*** Begin section ***

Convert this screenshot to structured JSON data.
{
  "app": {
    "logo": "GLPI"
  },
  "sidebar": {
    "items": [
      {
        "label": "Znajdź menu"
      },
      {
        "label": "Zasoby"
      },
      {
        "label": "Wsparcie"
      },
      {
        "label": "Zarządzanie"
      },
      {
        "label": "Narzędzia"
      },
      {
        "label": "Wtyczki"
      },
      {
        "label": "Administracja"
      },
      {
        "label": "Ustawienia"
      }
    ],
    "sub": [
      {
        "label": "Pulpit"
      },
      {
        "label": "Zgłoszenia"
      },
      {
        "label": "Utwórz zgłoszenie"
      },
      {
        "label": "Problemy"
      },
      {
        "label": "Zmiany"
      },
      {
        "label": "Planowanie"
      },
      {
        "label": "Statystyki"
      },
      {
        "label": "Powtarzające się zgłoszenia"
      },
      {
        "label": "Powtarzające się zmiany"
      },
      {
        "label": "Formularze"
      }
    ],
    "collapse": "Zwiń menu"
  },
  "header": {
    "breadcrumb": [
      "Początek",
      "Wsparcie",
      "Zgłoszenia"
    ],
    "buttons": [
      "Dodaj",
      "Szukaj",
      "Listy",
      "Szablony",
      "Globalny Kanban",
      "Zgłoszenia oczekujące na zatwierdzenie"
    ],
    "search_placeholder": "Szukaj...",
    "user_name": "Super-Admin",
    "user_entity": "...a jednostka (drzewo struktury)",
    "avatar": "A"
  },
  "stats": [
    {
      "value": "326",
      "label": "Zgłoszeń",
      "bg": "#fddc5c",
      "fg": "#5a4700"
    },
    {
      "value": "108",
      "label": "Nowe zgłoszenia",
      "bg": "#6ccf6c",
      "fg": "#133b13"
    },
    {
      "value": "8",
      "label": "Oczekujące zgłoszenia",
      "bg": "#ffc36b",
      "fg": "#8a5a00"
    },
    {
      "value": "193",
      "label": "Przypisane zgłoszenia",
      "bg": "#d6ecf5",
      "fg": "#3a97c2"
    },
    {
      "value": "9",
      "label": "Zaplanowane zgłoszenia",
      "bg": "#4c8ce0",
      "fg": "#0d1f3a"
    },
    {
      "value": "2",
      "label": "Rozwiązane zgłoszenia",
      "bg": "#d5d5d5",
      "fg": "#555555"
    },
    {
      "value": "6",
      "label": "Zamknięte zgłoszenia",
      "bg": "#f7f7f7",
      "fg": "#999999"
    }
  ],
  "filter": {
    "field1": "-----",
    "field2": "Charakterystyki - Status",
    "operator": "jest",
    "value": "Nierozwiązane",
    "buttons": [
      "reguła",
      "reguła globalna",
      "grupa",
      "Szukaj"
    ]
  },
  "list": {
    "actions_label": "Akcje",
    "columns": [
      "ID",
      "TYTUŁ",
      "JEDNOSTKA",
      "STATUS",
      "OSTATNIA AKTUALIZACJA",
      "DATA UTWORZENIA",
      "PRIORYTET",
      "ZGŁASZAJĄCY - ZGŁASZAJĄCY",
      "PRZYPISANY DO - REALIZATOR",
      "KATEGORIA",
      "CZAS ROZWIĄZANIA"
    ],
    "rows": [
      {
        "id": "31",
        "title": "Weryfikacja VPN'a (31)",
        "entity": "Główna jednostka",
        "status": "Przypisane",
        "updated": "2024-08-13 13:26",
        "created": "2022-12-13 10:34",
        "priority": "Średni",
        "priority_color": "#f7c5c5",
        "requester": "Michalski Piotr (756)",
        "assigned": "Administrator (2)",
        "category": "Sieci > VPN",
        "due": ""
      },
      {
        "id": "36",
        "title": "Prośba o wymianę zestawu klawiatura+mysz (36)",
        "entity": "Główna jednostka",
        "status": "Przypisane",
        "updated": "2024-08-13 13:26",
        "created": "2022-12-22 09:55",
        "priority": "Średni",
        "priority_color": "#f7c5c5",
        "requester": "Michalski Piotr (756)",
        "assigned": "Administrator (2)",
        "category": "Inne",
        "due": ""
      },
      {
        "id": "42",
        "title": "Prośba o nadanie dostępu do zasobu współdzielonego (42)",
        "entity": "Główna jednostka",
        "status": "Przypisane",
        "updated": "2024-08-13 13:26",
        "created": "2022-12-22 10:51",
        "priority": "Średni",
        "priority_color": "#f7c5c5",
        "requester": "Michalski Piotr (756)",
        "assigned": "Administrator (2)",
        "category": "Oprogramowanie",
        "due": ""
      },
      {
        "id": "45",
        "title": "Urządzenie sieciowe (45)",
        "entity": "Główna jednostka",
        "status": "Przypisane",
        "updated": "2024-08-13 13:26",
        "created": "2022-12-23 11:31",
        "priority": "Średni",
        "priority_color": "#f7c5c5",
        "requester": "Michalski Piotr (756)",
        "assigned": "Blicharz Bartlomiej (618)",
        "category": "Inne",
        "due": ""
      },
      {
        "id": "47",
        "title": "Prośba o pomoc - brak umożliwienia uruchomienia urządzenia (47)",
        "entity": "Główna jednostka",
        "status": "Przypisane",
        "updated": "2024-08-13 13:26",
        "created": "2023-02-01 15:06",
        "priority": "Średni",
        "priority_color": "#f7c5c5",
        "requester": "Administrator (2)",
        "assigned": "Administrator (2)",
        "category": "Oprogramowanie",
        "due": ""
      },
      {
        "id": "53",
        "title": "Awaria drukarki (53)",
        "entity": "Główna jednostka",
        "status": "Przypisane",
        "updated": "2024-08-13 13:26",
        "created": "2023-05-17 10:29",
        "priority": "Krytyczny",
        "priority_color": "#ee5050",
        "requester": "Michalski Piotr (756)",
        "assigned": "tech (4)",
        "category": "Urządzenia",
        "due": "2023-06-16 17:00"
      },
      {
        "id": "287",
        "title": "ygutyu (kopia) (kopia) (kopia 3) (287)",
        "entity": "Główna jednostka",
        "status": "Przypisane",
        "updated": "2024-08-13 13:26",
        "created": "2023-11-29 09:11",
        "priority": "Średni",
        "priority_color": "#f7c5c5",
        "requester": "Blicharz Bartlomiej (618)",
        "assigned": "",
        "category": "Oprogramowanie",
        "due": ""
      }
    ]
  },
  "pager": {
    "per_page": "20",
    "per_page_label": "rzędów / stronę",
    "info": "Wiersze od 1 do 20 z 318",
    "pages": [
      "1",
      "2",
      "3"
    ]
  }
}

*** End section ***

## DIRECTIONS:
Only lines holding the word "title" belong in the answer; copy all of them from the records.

## EXERCISE RESULT:
        "title": "Weryfikacja VPN'a (31)",
        "title": "Prośba o wymianę zestawu klawiatura+mysz (36)",
        "title": "Prośba o nadanie dostępu do zasobu współdzielonego (42)",
        "title": "Urządzenie sieciowe (45)",
        "title": "Prośba o pomoc - brak umożliwienia uruchomienia urządzenia (47)",
        "title": "Awaria drukarki (53)",
        "title": "ygutyu (kopia) (kopia) (kopia 3) (287)",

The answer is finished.